However, was a standout gainer in Italy, after an upgrade from JPMorgan to "neutral" due to a capital increase; shares closed around 5.1 percent higher.

Meanwhile, the U.S. budget battle continued to weigh on global stocks. U.S. stocks tumbled on Monday, as fears increased that the government will be forced to shutdown at the end of the day. The country is facing its first government shutdown in 17 years, which could involve federal employees facing unpaid temporary leave.

In Asia, China's from HSBC came in at 50.2 in September, lower from a preliminary reading of 51.2 earlier this month. Still, the data was higher from August's 50.1 reading.

European miners suffered following the disappointing Chinese data: Fresnillo and Glencore Xstrata closed down around 2 percent, while Anglo American was down 1.42 percent.

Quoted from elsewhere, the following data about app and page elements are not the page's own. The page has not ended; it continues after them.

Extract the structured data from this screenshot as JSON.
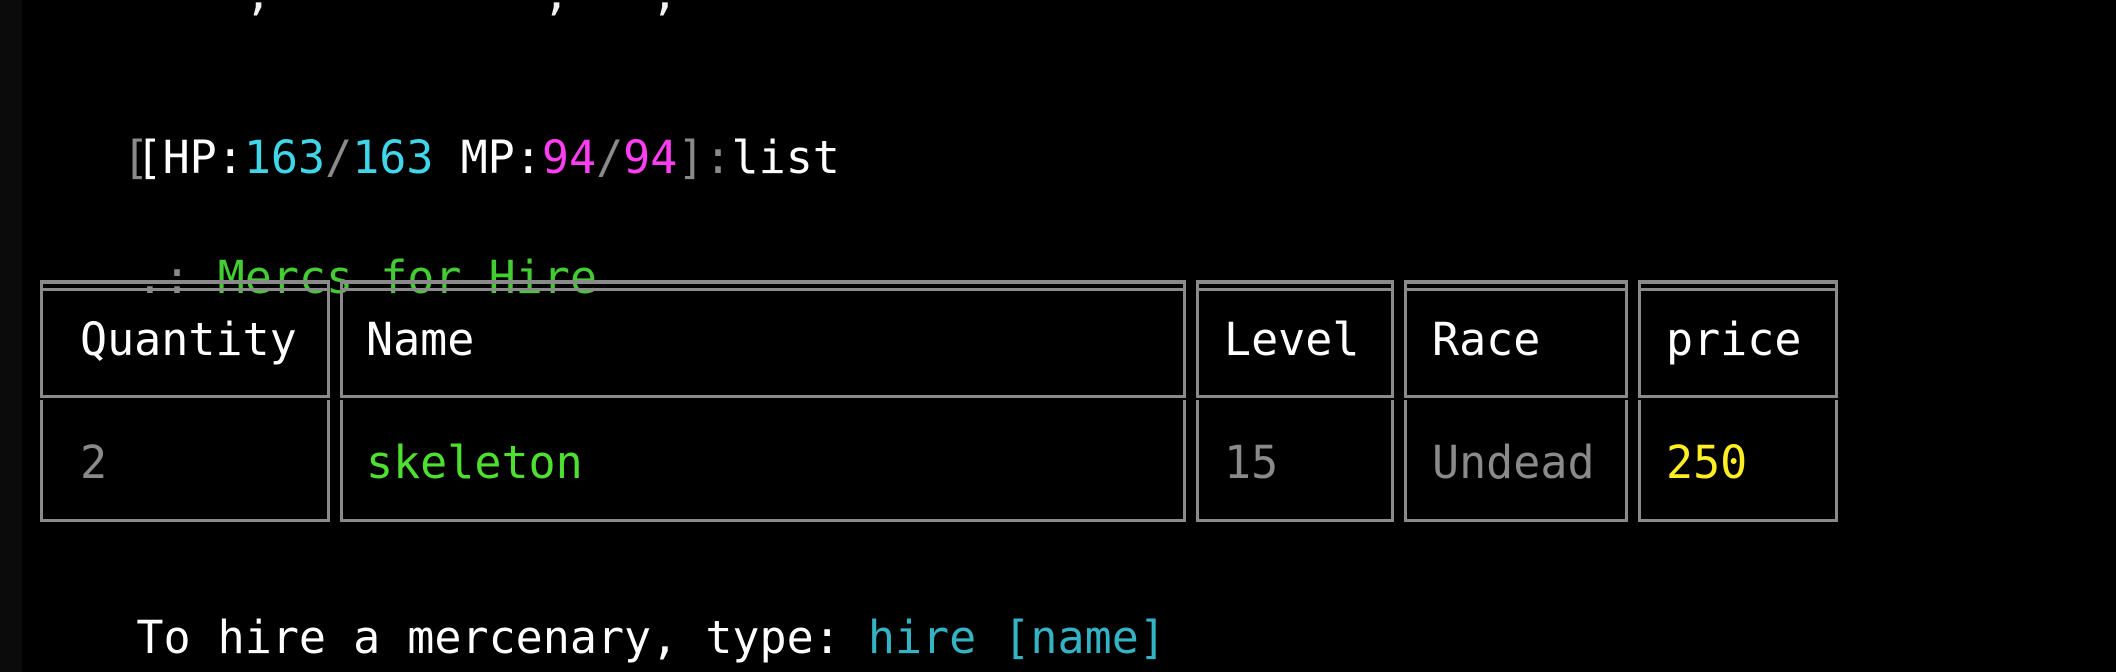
{
  "terminal": {
    "previous_line_fragment": "        ,          ,   ,",
    "prompt": {
      "open": "[",
      "open2": "[",
      "hp_label": "HP:",
      "hp_current": "163",
      "hp_sep": "/",
      "hp_max": "163",
      "mp_label": " MP:",
      "mp_current": "94",
      "mp_sep": "/",
      "mp_max": "94",
      "close": "]",
      "colon": ":",
      "command": "list"
    },
    "section": {
      "prefix": ".: ",
      "title": "Mercs for Hire"
    },
    "table": {
      "headers": [
        "Quantity",
        "Name",
        "Level",
        "Race",
        "price"
      ],
      "rows": [
        {
          "quantity": "2",
          "name": "skeleton",
          "level": "15",
          "race": "Undead",
          "price": "250"
        }
      ]
    },
    "footer": {
      "text": "To hire a mercenary, type: ",
      "command": "hire [name]"
    },
    "colors": {
      "background": "#000000",
      "hp": "#3ed6e8",
      "mp": "#ff3df2",
      "title": "#44cc33",
      "name": "#4ee030",
      "price": "#ffee22",
      "muted": "#8a8a8a",
      "command_hint": "#34b3c4"
    }
  }
}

Shares of U.K. homebuilders also received a bounce after Prime Minister David Cameron said on Saturday that the "Help to buy" program program would be launched three months earlier than planned. Shares of Barrat Development closed up around 2 percent while Taylor Wimpey was higher by 3.5 percent.

(Read more: Tough love:Conservatives target UK's unemployed)